  9. ^ Mitra, Satishchandra (1922). Joshohor-Khulnar Itihash, "History of Jessore-Khulna", Volume 2, p. 1037. Kolkata, India: Gurudash Chottopaddhay and Sons.
  10. ^ Gift of Horace W. Carpentier (1914). Second supplement to Who's who in India [microform]: brought up to 1914. Retrieved from http://www.archive.org/stream/secondsupplement00luckrich/secondsupplement00luckrich_djvu.txt
  11. ^ Extraordinary (1897, January 1).The Gazette of India. Published by Authority. Retrieved from http://dspace.wbpublibnet.gov.in:8080/dspace/bitstream/10689/10752/12/Extraordinary_JAN-1.pdf
  12. ^ Lethbridge, Roper. The golden book of India: a genealogical and biograhical dictionary of the ruling princes, chiefs, nobles, and other personages, titled or decorated, of the Indian empire, with an appendix for Ceylon. Retrieved from http://www.ebooksread.com/authors-eng/roper-lethbridge/the-golden-book-of-india-a-genealogical-and-biograhical-dictionary-of-the-rulin-hci/page-4-the-golden-book-of-india-a-genealogical-and-biograhical-dictionary-of-the-rulin-hci.shtml
  13. ^ Proceedings of the Thirteenth Meeting of the Central Advisory Board of Education in India (1947, January 9, 10, 11). Central Advisory Board of Education. Retrieved from http://www.education.nic.in/cd50years/g/12/2D/122D0101.htm
  14. ^ Thirteenth Meeting of the Central Advisory Board of Education Held at Bombay on 9th, 10th and, 11th January, 1947 (1947, January 9, 10, 11). Central Advisory Board of Education. Retrieved from http://www.education.nic.in/cd50years/g/12/3H/123H0503.htm
  15. ^ a b c d e Khalequzzaman, Badru Mohammad (2006). Tala Upojelar Itihash-Oitijjo, "History-Heritage of Tala Upazila", p. 96. Dhaka, Bangladesh: Ittadi Grontho Prokash.

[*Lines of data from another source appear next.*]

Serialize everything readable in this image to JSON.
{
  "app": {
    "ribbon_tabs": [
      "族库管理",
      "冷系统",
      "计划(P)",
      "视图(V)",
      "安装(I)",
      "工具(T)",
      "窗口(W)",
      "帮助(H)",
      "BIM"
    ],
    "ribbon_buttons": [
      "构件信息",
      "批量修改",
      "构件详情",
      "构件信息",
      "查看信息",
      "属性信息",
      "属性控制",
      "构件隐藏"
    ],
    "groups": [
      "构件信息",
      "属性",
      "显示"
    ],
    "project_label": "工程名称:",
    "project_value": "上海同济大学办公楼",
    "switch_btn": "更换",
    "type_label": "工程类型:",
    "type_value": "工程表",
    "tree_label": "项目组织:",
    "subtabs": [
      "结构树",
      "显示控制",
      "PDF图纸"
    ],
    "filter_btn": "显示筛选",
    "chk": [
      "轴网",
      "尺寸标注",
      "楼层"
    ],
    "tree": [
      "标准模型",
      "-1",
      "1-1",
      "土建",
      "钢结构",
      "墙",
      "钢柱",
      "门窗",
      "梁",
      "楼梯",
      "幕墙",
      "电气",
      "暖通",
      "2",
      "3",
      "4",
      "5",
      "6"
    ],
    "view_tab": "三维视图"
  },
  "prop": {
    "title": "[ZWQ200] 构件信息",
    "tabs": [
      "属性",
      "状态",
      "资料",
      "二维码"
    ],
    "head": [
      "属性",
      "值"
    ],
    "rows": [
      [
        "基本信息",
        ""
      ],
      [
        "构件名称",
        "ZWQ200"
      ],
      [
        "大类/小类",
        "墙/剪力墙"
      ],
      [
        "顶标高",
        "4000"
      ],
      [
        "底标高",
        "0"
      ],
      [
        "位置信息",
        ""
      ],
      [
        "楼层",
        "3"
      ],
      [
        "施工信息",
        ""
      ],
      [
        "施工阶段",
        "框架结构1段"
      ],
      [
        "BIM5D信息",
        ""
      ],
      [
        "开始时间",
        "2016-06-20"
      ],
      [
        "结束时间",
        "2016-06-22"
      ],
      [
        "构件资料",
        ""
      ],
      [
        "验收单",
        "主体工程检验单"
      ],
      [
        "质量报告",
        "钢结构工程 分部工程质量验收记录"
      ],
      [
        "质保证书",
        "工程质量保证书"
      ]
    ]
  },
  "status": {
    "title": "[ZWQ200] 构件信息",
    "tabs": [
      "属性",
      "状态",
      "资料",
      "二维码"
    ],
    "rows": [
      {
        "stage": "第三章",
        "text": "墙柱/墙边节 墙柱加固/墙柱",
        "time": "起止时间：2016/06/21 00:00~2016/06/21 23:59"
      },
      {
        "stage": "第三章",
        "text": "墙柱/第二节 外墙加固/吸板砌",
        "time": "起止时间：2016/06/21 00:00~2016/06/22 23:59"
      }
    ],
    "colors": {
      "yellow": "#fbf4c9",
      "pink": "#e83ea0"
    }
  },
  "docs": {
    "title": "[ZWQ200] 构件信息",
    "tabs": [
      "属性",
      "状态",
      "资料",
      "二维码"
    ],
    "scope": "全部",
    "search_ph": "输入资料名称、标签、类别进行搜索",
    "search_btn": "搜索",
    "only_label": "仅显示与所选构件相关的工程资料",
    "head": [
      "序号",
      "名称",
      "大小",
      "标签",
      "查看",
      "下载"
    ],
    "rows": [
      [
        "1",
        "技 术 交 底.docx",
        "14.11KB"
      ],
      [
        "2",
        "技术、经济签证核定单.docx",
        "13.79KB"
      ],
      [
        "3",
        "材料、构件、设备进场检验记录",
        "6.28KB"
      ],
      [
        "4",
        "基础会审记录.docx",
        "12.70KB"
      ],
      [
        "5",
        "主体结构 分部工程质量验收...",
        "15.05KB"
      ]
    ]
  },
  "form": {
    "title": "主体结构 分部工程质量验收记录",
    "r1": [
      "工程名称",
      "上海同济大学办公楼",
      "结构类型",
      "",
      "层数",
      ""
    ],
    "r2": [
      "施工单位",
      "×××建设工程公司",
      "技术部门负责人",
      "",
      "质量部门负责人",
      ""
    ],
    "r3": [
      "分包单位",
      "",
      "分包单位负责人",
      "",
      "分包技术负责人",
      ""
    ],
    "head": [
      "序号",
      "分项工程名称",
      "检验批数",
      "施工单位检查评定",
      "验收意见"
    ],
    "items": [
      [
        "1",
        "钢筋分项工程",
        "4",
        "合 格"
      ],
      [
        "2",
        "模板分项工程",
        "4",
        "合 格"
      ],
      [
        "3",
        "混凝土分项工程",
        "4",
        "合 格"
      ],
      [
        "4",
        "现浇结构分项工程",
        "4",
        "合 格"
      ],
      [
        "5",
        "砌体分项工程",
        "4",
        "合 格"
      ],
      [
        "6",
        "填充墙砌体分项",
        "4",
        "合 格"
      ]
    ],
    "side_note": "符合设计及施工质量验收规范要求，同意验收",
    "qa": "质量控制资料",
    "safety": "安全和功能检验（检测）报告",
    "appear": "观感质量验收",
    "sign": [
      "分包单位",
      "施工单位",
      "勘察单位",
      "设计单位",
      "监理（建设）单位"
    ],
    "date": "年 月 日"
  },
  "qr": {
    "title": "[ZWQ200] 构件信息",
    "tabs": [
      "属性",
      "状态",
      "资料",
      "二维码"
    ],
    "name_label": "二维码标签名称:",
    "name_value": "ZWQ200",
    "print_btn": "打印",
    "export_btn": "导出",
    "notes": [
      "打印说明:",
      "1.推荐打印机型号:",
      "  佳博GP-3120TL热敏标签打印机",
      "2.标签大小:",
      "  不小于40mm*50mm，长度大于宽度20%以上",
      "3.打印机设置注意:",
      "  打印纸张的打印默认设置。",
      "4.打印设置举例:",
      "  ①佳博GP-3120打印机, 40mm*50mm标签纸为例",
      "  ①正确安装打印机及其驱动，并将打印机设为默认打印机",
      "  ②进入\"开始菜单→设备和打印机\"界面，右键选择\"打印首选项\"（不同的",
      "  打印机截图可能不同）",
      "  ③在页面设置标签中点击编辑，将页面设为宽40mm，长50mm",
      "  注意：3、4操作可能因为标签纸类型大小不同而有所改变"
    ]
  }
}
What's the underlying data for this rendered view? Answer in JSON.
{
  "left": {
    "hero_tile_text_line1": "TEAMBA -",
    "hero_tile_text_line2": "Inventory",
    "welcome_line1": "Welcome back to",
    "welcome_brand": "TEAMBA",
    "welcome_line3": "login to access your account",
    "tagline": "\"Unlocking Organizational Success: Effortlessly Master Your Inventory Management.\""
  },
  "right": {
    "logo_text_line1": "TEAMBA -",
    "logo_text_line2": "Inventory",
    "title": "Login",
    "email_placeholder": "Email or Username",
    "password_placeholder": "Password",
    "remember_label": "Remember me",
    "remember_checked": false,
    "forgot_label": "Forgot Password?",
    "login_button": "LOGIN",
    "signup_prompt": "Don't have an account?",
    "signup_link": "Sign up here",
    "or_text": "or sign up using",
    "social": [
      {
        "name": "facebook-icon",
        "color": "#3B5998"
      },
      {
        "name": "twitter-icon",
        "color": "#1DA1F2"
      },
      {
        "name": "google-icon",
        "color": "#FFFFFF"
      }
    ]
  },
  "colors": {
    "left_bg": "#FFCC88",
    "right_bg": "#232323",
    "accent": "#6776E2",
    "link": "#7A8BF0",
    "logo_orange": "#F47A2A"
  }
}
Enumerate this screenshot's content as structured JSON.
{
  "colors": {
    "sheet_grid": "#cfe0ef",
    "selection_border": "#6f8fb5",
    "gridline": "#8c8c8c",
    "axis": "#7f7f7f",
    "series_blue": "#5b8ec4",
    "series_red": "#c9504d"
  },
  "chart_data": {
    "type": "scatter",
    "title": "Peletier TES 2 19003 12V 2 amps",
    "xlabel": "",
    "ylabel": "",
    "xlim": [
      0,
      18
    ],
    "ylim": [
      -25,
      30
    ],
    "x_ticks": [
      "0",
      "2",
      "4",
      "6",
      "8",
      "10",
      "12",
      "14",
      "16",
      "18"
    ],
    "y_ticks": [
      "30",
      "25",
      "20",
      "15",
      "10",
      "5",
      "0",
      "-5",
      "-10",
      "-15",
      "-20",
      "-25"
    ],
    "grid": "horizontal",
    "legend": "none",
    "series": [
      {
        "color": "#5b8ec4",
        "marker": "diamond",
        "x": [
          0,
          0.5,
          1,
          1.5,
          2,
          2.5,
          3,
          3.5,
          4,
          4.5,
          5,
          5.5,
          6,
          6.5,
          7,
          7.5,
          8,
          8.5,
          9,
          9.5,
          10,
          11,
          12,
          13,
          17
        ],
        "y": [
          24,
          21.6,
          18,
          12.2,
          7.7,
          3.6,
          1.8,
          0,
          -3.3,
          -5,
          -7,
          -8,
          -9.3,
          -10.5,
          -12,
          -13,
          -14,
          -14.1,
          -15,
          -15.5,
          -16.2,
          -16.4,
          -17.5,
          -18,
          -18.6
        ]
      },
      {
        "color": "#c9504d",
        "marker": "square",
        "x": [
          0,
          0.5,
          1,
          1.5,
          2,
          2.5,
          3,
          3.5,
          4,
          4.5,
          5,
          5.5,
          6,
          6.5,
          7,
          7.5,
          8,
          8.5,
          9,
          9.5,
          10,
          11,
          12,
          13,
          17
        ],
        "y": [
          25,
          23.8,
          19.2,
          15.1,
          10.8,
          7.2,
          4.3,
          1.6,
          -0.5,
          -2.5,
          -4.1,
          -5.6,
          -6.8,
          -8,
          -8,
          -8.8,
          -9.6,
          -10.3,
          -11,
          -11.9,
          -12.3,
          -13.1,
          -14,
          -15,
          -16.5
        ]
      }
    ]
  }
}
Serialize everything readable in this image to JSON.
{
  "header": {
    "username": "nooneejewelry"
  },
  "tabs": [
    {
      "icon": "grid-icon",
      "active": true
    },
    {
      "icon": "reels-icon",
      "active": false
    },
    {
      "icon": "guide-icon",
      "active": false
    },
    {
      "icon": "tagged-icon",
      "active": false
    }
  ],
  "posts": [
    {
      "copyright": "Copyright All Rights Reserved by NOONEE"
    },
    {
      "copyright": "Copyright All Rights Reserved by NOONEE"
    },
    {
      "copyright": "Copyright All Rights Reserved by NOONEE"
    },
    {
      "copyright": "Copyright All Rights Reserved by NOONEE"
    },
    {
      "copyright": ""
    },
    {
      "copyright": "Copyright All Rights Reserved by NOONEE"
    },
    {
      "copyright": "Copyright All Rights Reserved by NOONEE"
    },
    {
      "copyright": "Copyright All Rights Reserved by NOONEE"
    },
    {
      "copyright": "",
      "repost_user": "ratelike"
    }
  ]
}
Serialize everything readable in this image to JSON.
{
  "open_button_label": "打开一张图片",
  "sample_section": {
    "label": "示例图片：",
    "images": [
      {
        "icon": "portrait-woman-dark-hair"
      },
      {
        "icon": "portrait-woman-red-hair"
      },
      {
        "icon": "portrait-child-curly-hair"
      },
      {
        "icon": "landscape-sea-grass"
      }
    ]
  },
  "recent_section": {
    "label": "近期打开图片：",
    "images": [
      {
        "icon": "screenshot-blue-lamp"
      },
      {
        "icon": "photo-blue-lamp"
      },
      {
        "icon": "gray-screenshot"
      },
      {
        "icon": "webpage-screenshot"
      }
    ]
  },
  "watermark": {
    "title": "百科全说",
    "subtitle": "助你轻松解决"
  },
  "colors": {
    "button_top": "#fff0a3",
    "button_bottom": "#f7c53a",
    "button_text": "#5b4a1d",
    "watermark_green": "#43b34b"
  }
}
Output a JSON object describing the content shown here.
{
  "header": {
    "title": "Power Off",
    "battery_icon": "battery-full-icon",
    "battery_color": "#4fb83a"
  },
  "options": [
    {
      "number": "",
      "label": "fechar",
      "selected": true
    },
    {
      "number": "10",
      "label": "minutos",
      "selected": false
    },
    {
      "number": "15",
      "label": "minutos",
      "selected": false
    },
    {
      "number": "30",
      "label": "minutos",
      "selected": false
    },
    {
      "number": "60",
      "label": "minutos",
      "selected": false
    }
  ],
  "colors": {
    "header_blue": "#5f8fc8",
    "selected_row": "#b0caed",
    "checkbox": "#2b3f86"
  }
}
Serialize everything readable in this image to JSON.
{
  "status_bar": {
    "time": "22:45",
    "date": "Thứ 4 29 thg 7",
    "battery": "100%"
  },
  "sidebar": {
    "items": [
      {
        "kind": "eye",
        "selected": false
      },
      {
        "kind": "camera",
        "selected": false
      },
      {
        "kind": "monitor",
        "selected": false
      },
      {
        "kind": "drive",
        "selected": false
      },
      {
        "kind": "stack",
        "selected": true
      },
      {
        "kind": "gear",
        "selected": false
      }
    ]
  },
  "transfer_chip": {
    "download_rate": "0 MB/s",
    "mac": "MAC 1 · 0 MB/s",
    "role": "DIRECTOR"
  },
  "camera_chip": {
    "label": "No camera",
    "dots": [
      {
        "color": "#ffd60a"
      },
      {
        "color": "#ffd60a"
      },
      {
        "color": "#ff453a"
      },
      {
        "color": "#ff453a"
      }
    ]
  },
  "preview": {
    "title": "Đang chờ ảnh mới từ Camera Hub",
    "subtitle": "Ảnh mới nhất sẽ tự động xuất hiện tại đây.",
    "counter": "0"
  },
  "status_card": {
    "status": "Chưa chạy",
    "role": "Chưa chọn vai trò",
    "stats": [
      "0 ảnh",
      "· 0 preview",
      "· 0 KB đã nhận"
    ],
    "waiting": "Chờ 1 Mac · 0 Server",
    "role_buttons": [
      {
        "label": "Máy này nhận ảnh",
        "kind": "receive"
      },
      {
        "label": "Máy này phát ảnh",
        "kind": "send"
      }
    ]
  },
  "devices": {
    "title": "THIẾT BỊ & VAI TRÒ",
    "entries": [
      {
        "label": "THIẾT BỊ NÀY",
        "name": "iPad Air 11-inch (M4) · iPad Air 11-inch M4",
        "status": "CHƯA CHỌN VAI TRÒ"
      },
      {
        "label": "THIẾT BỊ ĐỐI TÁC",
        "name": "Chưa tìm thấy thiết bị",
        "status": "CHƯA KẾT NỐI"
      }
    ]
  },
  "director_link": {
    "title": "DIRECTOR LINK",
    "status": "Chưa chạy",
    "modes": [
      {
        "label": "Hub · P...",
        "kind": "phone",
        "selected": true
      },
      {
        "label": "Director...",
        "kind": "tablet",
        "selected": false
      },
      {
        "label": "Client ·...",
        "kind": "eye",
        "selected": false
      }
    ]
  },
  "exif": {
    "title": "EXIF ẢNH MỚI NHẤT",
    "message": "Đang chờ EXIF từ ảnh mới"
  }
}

  16. ^ a b c Khalequzzaman, Badru Mohammad (2006). Tala Upojelar Itihash-Oitijjo, "History-Heritage of Tala Upazila", p. 99. Dhaka, Bangladesh: Ittadi Grontho Prokash.

External links[edit]